We want to have a jetty around Mile 2 and we would dredge the waters. By next week, we would open up that area as well as the Liverpool and Tin Can areas. Liverpool is already a hub of boat transport but the water isn’t too deep so we intend to dredge the area upto the Tin Can area. These are some of the major projects we intend to carry out before the end of the year. We would also introduce water cleaning machines very soon to carter of the weeds and other debris on the waterways.
While the introduction of water cleaning machines is apt, how about re-emphasizing clean waters because the dirt at Tin Can, Liverpool and most jetties in Lagos is alarming?
It is very unfortunate that Nigerians have a very terrible attitude to life. People just dump refuse everywhere on the waterways just like the roads. You don’t have to travel far abroad to see how people treat the environment with regard. Go to Cotonou, you wouldn’t find all kinds of waste like in Nigeria. There waters are clean because they don’t pollute it.
It is this shambolic attitude of Nigerians that made several governments introduce; War Against Indiscipline, Kick Against Indiscipline, among others. Nigerians always need someone to force them to do the right thing.
From Liverpool to Kirikiri canal, you would be shocked to find that people have built structures on the waterways to serve as toilets. You must have noticed this all the way on the waters and the problem is worst when you pass Mile 2. We have done survey of that route several times this year because NIWA has plans to wipe out these structures. You would be surprised that when we start demolishing these structures Nigerians would begin to support these offenders.

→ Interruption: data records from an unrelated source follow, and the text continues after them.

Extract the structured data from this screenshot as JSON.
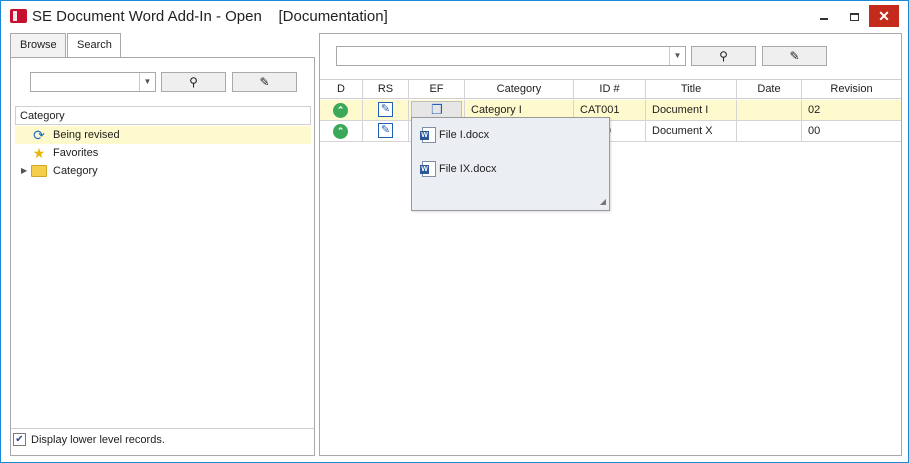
{
  "window": {
    "app_icon": "se-app-icon",
    "title": "SE Document Word Add-In - Open    [Documentation]",
    "minimize_label": "",
    "close_label": "✕"
  },
  "left": {
    "tabs": [
      {
        "label": "Browse",
        "active": true
      },
      {
        "label": "Search",
        "active": false
      }
    ],
    "search_value": "",
    "search_button_icon": "magnifier-icon",
    "clear_button_icon": "broom-icon",
    "tree_header": "Category",
    "tree": [
      {
        "label": "Being revised",
        "icon": "refresh-icon",
        "selected": true
      },
      {
        "label": "Favorites",
        "icon": "star-icon",
        "selected": false
      },
      {
        "label": "Category",
        "icon": "folder-icon",
        "selected": false,
        "expandable": true
      }
    ],
    "checkbox_label": "Display lower level records.",
    "checkbox_checked": true
  },
  "right": {
    "search_value": "",
    "columns": [
      "D",
      "RS",
      "EF",
      "Category",
      "ID #",
      "Title",
      "Date",
      "Revision"
    ],
    "rows": [
      {
        "category": "Category I",
        "id": "CAT001",
        "title": "Document I",
        "date": "",
        "revision": "02",
        "selected": true
      },
      {
        "category": "",
        "id": "0",
        "title": "Document X",
        "date": "",
        "revision": "00",
        "selected": false
      }
    ],
    "popup_files": [
      {
        "label": "File I.docx",
        "icon": "word-document-icon"
      },
      {
        "label": "File IX.docx",
        "icon": "word-document-icon"
      }
    ]
  },
  "colors": {
    "selection": "#fffacd",
    "accent": "#1a8ad4",
    "status_ok": "#3ca85a",
    "close_button": "#c42b1c"
  }
}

Some human right activists may rise up to fight for these people who have placed their toilets on the Lagoon. Must we continue like that? These people should be arrested and prosecuted.
On major Lagos roads, you would find people openly defecating, yet we have local governments, state governments and the federal government. It is important that the local governments in the coastal areas of Lagos state do something about these toilets on the waterways and the state government should also be concerned.

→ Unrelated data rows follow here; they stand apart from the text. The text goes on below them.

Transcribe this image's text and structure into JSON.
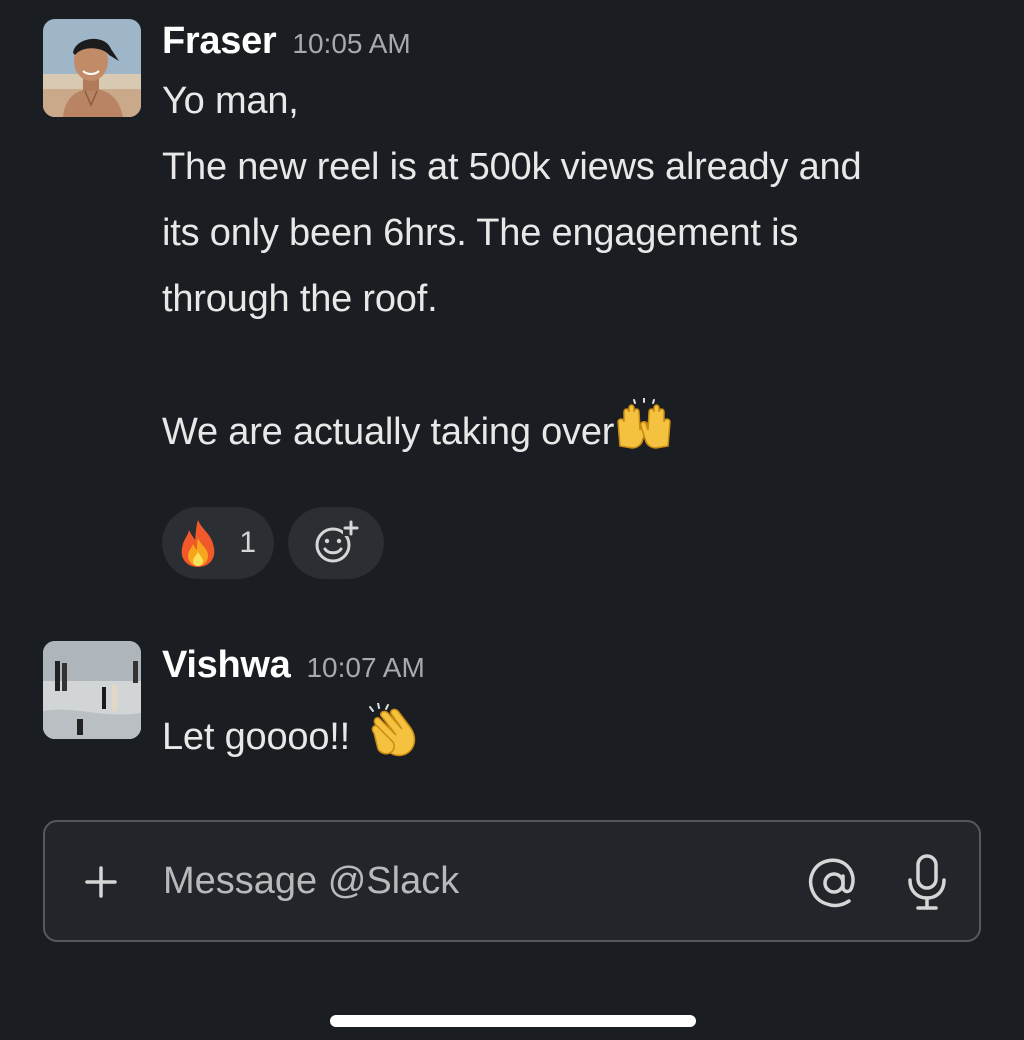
{
  "messages": [
    {
      "sender": "Fraser",
      "time": "10:05 AM",
      "lines": [
        "Yo man,",
        "The new reel is at 500k views already and",
        "its only been 6hrs. The engagement is",
        "through the roof.",
        "",
        "We are actually taking over"
      ],
      "trailing_emoji": "raising-hands-emoji",
      "reactions": [
        {
          "emoji": "fire-emoji",
          "count": "1"
        }
      ],
      "add_reaction_icon": "add-reaction-icon"
    },
    {
      "sender": "Vishwa",
      "time": "10:07 AM",
      "text": "Let goooo!!",
      "trailing_emoji": "clapping-hands-emoji"
    }
  ],
  "composer": {
    "placeholder": "Message @Slack",
    "icons": [
      "plus-icon",
      "at-mention-icon",
      "microphone-icon"
    ]
  },
  "colors": {
    "background": "#1a1d21",
    "reaction_pill": "#2b2e33",
    "composer_border": "#55585e"
  }
}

What has delayed the intervention of NIWA on these violators over the years?
One issue is that we plan to do shore protection to lessen the effects of coastal erosion. We definitely have to remove these illegal toilets to do shore protection. The fact that we have done surveys several times this year on this problem indicates that NIWA has plans to wipe out these structures. However, when we start the process I would invite the media to cover the insane reactions that the public would make.
I wouldn’t be surprised to see people carry placards over our activities and they would be supported by human rights activists, whereas, what we are trying to do is to put in place waterways environment and transport system capable of moving about two million people daily in a healthy and safe environment.
I recall that when Chief Lateef Jakande was governor of Lagos State, he had two ferries. One was plying Apapa- CMS and the other Mile 2- CMS. He wanted to introduce the Metro Line which would have changed the face of waterways transportation in Lagos but because of politics at that time, he was frustrated and he abandoned the project. Lagos should have had Metro Line in 1979 or 1980 because Jakande saw the future.